France faces more protests as pension vote looms


PARIS: President Nicolas Sarkozy sent in police on Wednesday to clear blockades at France’s fuel depots that have caused petrol shortages as unions kept up resistance to an unpopular pension reform due for a final vote this week.
Interior Minister Brice Hortefeux said three major depots were unblocked overnight and Sarkozy said it would not let the country be paralysed by protests against a bill that seeks to raise the minimum retirement age to 62 from 60.
“If this disorder is not ended quickly, the attempt to paralyse the country could have consequences for jobs by disrupting the normal functioning of the economy,” the president told a cabinet meeting in remarks released by his office.
He vowed again to push through the pension reform.
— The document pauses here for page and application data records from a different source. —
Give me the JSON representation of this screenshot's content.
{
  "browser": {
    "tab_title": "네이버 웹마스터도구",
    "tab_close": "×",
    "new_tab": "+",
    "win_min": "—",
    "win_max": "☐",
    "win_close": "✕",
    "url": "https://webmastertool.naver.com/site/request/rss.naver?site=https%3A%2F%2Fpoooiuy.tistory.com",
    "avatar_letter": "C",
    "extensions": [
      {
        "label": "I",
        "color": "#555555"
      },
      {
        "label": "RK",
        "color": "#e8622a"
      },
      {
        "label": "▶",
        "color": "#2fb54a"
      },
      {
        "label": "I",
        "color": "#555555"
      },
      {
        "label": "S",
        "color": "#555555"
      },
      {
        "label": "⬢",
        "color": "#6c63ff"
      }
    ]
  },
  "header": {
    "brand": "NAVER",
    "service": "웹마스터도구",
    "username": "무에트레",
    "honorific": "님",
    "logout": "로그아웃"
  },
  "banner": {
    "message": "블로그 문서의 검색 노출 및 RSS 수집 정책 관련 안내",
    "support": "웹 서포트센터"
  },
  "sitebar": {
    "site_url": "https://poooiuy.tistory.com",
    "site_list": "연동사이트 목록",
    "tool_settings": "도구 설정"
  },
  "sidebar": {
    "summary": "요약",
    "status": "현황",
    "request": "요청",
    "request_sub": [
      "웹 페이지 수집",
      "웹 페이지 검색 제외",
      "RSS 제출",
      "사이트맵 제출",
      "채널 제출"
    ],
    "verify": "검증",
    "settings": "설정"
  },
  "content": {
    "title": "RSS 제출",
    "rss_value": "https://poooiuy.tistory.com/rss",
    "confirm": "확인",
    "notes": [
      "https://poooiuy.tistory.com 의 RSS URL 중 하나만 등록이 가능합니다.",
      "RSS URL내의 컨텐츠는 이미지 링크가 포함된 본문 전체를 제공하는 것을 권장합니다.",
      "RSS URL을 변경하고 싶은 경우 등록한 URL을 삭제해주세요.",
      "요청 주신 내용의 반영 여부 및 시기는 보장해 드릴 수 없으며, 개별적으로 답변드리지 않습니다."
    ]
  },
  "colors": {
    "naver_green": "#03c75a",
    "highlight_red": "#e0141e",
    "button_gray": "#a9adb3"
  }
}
With a Senate vote expected by the end of the week, trade unions tried to tighten their grip on key sectors of the economy with a ninth day of refinery strikes, go-slows by truck drivers on main highways and work stoppages at regional airports.
The wave of protests, in which at least one million people join marches on Tuesday, or 3.5 million according to unions, has become the biggest and most persistent challenge to austerity measures and economic reforms being enacted across Europe.
Backed by a majority of voters, unions are trying to force Sarkozy — whose ratings are near record lows 18 months before a presidential election — to retreat on what is seen as the defining reform of his presidency. The centre-right government has stood firm through a wave of protests and strikes since the summer which gathered momentum last week as unions hit fuel supplies, transport and air travel.
Sporadic protests continued on Wednesday, with groups blocking road access to airports in Toulouse, Bordeaux, Nantes and Clermont Ferrand and rail services still reduced. “To demonstrate is one thing, to blockade is another. We will not let the country be blockaded,” government spokesman Luc Chatel told RTL radio, explaining Sarkozy’s order to police.
Yields on French 10-year bonds have risen since the pension protests began in the summer to stand 39 basis points above German benchmark debt from around 26 basis points in May as investors concerned about euro zone deficits and the French demonstrations protests demand a premium for France’s debt.